Herpes can be transmitted through bodily fluids during oral or sexual contact. Herpes 1 (oral herpes) is most often passed through kissing and can cause what are commonly referred to as fever blisters or cold sores in the mouth or on the lips. If a person has herpes mouth sores and performs oral sex, herpes can be transmitted to the genital area.
Herpes 1 can be transmitted by those carrying the virus even when no symptoms are present. This usually happens due to shedding that occurs for a few days after a herpes outbreak, or before the onset of a herpes sore. Avoid spreading herpes by avoiding sexual or oral contact when a herpes blister is present in particular. Herpes 2 (genital herpes) is transmitted through vaginal or anal sexual contact. Most herpes symptoms will appear within 2 weeks or less of initial infection.
In order to avoid spreading herpes, it is helpful to know genital herpes signs and symptoms. The onset of a herpes outbreak might cause symptoms that include a low-grade fever or fatigue. Local symptoms of a herpes outbreak include numbness, tingling, itching, aching and burning on or around the genitals or oral cavity. Visually herpes might appear as a red and slightly raised bump. More advanced herpes will have small blisters that burst and emit a clear fluid substance. This is when herpes is the most virulent. Avoid any physical contact with the affected area at this point in particular.
Triggering Herpes Outbreaks
In order to avoid herpes outbreaks, try to watch for triggers that might aggravate the condition. There is some evidence that stress can bring on symptoms of herpes. In addition, there may be a link between eating healthily and lessening the number of herpes outbreaks. The amino acid L-arginine has also been shown to decrease the occurrence of herpes sores. Try taking a supplement with L-arginine to decrease herpes outbreaks. If you have an immune system disorder or are pregnant, you may also experience increased outbreaks of herpes.
Suppressive Treatments for Herpes
Suppressive treatment is meant to stop any occurrences of the herpes virus. Suppressive treatments for herpes include Zovirax (acyclovir), Famvir (famciclovir), and Valtrex (valacyclovir). These drugs treat both herpes 1 and herpes 2 forms of the virus, and are available in both topical and oral forms of the drugs. As a suppressive therapy, these drugs are taken daily. Acyclovir should be taken twice daily in a 400 mg dosage, Valacyclovir is effective at 500 mg daily when you have less than 10 occurrences of herpes annually. However the recommendations for those who have more than 10 herpes outbreaks is 250 mg twice per day. Famciclovir is effective with a 250 mg dosage twice per day as well.
Episodic Treatments for Herpes
Episodic treatments are most effective if herpes outbreaks are infrequent and symptoms are minimal.
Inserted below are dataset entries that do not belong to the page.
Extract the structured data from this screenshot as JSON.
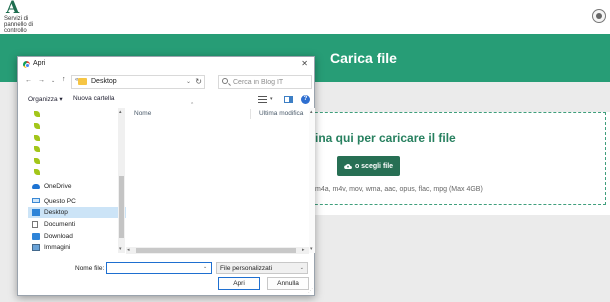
{
  "page": {
    "logo_letter": "A",
    "logo_subtitle": "Servizi di pannello di controllo",
    "hero_title": "Carica file",
    "drop_text": "ina qui per caricare il file",
    "choose_button": "o scegli file",
    "formats_text": "m4a, m4v, mov, wma, aac, opus, flac, mpg (Max 4GB)",
    "accent_color": "#279d76"
  },
  "dialog": {
    "title": "Apri",
    "close_glyph": "✕",
    "address": {
      "separator": "«",
      "path": "Desktop"
    },
    "search": {
      "placeholder": "Cerca in Blog IT"
    },
    "toolbar": {
      "organize": "Organizza ▾",
      "new_folder": "Nuova cartella"
    },
    "columns": {
      "name": "Nome",
      "modified": "Ultima modifica"
    },
    "tree": [
      {
        "label": "OneDrive",
        "icon": "onedrive-icon"
      },
      {
        "label": "Questo PC",
        "icon": "computer-icon"
      },
      {
        "label": "Desktop",
        "icon": "desktop-icon",
        "selected": true
      },
      {
        "label": "Documenti",
        "icon": "documents-icon"
      },
      {
        "label": "Download",
        "icon": "download-icon"
      },
      {
        "label": "Immagini",
        "icon": "pictures-icon"
      }
    ],
    "filename_label": "Nome file:",
    "filename_value": "",
    "filetype": "File personalizzati",
    "open_button": "Apri",
    "cancel_button": "Annulla"
  }
}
Episodic treatment for herpes includes taking the drugs listed in the previous section at the onset of initial symptoms, and for a period of at least 5 days. Both types of treatment may also include applying a topical medication that contains one of the prescription drugs listed to treat symptoms of herpes. T
ake warm sitz baths during herpes outbreaks to ease the pain associated with symptoms. Dry the area thoroughly before applying topical treatments, and allow to breathe by wearing loose, cotton clothing. Wash hands after touching the affected area to avoid re-transmitting to other areas of the body.